There are few people in town who make it their business to prevent every last scrap of food produced from going in the landfill.
Laura Rose is one of them. She sees firsthand the amount of food that’s wasted by homes and businesses. Resourcefully, she’s found a way to divert some of that food for use.
Taking to her volunteer position at the Hay River Soup Kitchen early in the mornings, Rose is often found puttering around the kitchen readying lunches for the day, stirring large pots of soup and placing a variety of foods, when she gets enough, into grocery hampers.
“It’s always a struggle,” she said. “Thankfully now we are getting meat and bread on a regular basis. We still get the odd dented can on occasion and other stuff and I’m grateful for that.”
According to the United Nations Environment Programme, around 300 million tonnes of food is wasted annually in developed regions and about one-third of all food produced, worth around US$1 trillion, gets lost or wasted in food production and consumption systems. It’s often because producers, retailers and consumers discard food that is still fit for consumption.
“This is more than the total net food production of Sub-Saharan Africa, and would be sufficient to feed the estimated 870 million people hungry in the world,” stated José Graziano da Silva, director general of the Food and Agriculture Organization of the United Nationsn in a news release.
This development has prompted a worldwide campaign to change the culture of food waste across the globe.
Thanks to territorial legislation passed in 2008 that helped create the Food Rescue program in Yellowknife, Rose is able to receive donations of food that is still good, though not fresh enough to sell. The donations are then reprocessed into hearty meals for the Hay River Soup Kitchen.
Rose is seeing this change firsthand. Now she’s receiving regular donations of meat and bread from all three community grocers. But she still struggles for donations, but she knows they are out there.
Store manager Robert Wilkins he is proud of a program Northmart kicked off last May in which food is set aside for the soup kitchen. He said it’s part of a larger program the store is building to divert edible product from the landfill. After contacting Rose, the store started examining how to reduce inevitable food waste.
As food becomes close to its best before date, it loses its market value, but not necessarily its usability, said Wilkins.
Though selling products past due is against company policy, he said staff peruses shelves to put aside products with damaged packaging or close due dates for the organization.
“Last year we were able to divert quite a lot of good food that would have gone to the landfill,” he said. “If you’re not going to eat a loaf of bread in two days, you’re not going to buy that loaf of bread.”
Although he can’t quantify the tonnage of what’s been diverted or saved, he said it’s an ongoing effort.
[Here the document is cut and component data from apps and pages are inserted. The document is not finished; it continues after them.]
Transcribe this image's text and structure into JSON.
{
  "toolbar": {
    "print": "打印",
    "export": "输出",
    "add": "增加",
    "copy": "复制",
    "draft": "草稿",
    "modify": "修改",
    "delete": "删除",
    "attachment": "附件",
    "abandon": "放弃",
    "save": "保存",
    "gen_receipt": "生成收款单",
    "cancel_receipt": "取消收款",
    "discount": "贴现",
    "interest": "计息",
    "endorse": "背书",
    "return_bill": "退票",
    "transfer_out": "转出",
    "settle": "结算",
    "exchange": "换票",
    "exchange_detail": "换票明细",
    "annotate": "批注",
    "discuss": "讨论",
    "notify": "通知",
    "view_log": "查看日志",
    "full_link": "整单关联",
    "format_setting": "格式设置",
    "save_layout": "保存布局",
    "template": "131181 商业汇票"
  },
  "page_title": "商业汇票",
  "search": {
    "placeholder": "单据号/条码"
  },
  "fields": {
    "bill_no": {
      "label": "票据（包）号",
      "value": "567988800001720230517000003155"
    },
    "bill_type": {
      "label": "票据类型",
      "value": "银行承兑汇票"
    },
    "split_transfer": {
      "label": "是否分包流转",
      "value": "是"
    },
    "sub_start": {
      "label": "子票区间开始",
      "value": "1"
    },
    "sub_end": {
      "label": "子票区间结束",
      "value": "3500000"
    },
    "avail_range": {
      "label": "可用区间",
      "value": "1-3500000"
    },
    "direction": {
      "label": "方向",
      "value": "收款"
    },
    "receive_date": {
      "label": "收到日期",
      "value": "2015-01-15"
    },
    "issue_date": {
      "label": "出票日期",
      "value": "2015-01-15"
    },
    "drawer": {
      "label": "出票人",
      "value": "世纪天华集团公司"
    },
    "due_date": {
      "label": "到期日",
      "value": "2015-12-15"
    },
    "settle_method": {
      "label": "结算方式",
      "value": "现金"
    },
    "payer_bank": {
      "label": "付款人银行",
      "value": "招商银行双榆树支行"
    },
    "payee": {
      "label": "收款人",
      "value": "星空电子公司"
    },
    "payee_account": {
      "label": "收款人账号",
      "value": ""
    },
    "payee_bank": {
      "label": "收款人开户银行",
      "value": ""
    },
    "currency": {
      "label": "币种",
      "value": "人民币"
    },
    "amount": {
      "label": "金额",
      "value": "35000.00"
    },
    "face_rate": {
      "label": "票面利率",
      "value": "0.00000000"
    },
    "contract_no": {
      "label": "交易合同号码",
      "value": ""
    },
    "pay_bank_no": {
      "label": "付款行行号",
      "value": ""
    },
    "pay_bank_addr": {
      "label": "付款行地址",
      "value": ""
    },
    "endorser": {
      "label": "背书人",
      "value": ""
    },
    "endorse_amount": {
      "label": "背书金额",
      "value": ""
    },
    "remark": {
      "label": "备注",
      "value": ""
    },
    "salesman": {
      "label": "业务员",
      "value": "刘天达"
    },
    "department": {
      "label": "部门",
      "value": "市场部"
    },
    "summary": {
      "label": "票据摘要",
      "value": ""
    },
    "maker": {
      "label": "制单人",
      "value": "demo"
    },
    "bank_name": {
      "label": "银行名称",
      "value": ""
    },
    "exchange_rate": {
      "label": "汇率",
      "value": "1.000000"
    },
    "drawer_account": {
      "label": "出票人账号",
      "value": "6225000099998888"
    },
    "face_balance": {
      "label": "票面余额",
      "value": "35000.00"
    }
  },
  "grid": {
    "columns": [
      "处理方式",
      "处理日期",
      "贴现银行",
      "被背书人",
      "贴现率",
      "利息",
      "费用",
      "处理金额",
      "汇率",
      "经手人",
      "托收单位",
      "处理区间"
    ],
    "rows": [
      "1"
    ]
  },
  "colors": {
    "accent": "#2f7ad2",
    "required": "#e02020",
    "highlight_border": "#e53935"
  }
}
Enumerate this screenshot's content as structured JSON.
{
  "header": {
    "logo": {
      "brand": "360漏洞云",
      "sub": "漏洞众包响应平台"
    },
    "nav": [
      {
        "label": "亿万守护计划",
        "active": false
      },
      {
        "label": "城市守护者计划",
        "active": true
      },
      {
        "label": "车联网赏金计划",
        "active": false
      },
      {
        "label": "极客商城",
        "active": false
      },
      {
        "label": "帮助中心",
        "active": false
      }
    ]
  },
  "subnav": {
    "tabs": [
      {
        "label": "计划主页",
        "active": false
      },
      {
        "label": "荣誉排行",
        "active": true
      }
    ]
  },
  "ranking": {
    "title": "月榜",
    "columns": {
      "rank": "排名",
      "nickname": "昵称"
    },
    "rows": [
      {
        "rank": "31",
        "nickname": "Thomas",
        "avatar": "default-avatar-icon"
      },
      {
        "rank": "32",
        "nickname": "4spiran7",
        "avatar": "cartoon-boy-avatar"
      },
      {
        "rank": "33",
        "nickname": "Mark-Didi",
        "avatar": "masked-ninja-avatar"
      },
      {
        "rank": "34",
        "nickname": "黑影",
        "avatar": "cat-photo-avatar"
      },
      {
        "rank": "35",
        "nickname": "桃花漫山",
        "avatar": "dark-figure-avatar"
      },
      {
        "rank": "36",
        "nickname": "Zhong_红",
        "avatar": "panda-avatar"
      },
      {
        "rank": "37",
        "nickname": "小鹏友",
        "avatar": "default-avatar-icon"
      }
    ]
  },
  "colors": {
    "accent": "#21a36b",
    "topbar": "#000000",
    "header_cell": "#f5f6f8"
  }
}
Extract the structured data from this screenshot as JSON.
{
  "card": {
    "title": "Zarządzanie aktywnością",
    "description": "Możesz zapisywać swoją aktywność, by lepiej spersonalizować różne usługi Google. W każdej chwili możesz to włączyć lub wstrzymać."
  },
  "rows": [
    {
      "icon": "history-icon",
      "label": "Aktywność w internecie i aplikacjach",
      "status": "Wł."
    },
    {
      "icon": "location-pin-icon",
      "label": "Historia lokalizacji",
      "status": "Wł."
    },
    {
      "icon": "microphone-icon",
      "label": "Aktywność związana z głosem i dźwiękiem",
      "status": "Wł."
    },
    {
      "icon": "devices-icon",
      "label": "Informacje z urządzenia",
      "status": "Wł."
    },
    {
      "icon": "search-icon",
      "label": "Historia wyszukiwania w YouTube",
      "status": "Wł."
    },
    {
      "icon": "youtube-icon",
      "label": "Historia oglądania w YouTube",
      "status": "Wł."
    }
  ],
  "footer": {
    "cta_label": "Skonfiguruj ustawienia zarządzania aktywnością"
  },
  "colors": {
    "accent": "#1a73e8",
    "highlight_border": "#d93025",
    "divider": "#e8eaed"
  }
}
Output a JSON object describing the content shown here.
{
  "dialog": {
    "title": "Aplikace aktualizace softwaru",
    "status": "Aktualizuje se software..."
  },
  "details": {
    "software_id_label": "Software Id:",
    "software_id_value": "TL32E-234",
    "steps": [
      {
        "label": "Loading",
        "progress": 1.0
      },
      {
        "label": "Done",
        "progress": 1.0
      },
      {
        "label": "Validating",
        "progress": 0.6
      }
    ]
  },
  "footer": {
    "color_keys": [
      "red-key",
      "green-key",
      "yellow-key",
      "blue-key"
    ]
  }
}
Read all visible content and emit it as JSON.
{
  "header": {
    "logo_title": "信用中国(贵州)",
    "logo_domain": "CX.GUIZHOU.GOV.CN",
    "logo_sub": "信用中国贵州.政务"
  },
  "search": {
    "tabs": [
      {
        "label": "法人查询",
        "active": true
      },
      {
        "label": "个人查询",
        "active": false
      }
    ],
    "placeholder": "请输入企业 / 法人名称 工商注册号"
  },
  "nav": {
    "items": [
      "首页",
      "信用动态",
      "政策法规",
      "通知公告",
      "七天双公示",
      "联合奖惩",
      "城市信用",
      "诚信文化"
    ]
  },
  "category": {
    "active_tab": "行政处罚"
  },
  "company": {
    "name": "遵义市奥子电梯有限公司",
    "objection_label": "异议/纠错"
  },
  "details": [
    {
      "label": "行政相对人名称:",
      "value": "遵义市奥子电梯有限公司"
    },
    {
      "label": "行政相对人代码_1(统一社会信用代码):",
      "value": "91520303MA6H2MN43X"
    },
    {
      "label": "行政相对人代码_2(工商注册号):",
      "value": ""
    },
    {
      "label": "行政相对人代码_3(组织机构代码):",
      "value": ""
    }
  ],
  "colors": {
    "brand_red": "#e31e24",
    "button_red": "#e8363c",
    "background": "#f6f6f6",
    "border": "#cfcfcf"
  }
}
And while it’s partially a corporate initiative, Wilkins said it’s also a personal one.
“There’s nothing more embarrassing to me to see product wasted because of carelessness when there are people in the community hungry and in need,” he said. “It’s about having respect for the product you’re selling, thinking about all that’s gone into it, it’s value. It’s more than a box or a can.”
By 9:30 on a Thursday morning, the three brown paper bags, marked up with a sharpie that sat atop the windowed fridge at the Frozen Grape Kitchen Shop have been bought up. The “day-old” cookie bags carry six cookies of a different variety and are on their way to being enjoyed in offices, homes, and among friends.
Owner-operator Tiffany Gallivan said at first it was hard to gauge demand of what people would eat most. Over time though, it’s been easier to curb food waste to something that’s now almost negligible.
“Because we make everything from scratch, we sell most of what we have,” said Gallivan. “The rest we sell as day-olds or give away to staff. People shouldn’t get items that aren’t fresh, but not very much goes into the garbage here.”
Without that routine, though, she said diversion might not be possible. It takes time and effort to properly balance raw supply into the end product that’s eventually sold. And when there is waste, everything is written down.
“It’s something we have to work at really hard,” said Gallivan. “It doesn’t come easy. You have to look into the fridge every day and think about what you have, what you can make and what you need more of without getting more than you need.”
Rose echoed these sentiments. Though in the Soup Kitchen’s case this food recycling and repurposing is necessary to stay afloat and to help fill many hungry bellies in the Hay River area. But there are still more untapped resources, she said.
“There’s still lots more I’m sure that’s getting thrown out that could go to use,” she said. “Things are turfed because they look a little bit bad but there’s still a lot of things that can be done; it just takes some time and effort to do it.”
“You can take wilted produce and cut off the bad stuff,” she said. “You can blanch and freeze produce and then make them into soups or give away to people to use. If a vegetable is a little bit wilty, the soup pot will never know.”